- _Task directions_
Give the records again exactly as written. Leave out the pictures.

━━━━━ Information ━━━━━

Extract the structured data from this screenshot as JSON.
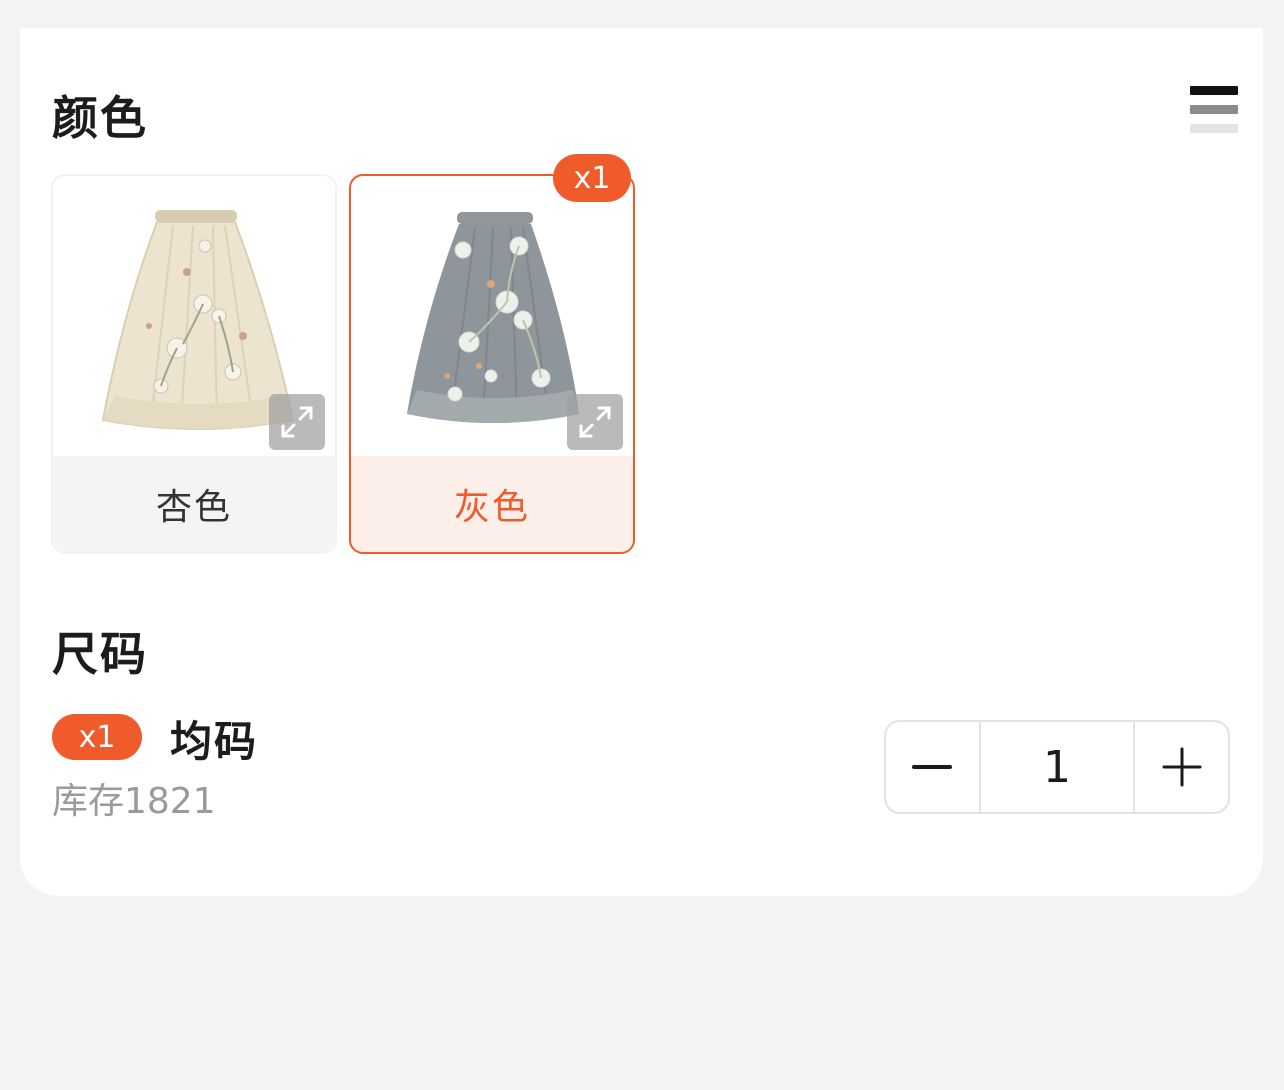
{
  "color_section": {
    "title": "颜色",
    "options": [
      {
        "name": "杏色",
        "selected": false,
        "badge": ""
      },
      {
        "name": "灰色",
        "selected": true,
        "badge": "x1"
      }
    ]
  },
  "size_section": {
    "title": "尺码",
    "items": [
      {
        "badge": "x1",
        "name": "均码",
        "stock": "库存1821",
        "quantity": "1"
      }
    ]
  },
  "icons": {
    "view_toggle": "list-view-icon",
    "expand": "expand-icon",
    "minus": "minus-icon",
    "plus": "plus-icon"
  },
  "colors": {
    "accent": "#ef5b2b",
    "accent_light": "#fcefea",
    "page_bg": "#f3f3f3"
  }
}
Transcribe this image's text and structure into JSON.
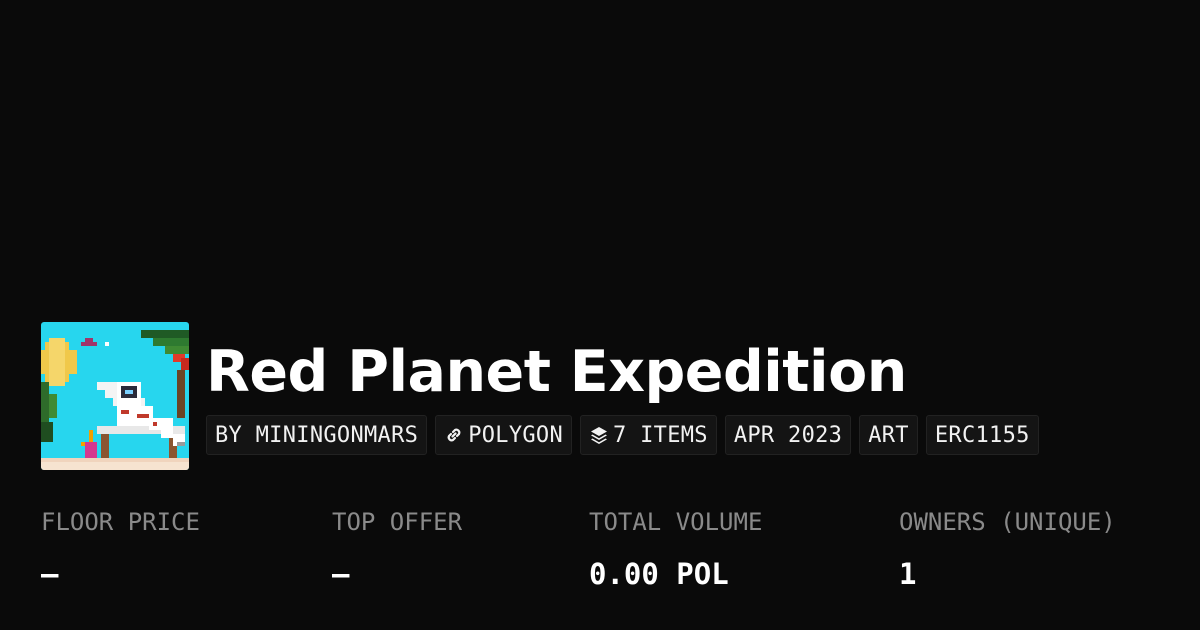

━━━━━

- _Response to the task_
Extract the structured data from this screenshot as JSON.
{
  "color_section": {
    "title": "颜色",
    "options": [
      {
        "name": "杏色",
        "selected": false,
        "badge": ""
      },
      {
        "name": "灰色",
        "selected": true,
        "badge": "x1"
      }
    ]
  },
  "size_section": {
    "title": "尺码",
    "items": [
      {
        "badge": "x1",
        "name": "均码",
        "stock": "库存1821",
        "quantity": "1"
      }
    ]
  },
  "icons": {
    "view_toggle": "list-view-icon",
    "expand": "expand-icon",
    "minus": "minus-icon",
    "plus": "plus-icon"
  },
  "colors": {
    "accent": "#ef5b2b",
    "accent_light": "#fcefea",
    "page_bg": "#f3f3f3"
  }
}
Transcribe this image's text and structure into JSON.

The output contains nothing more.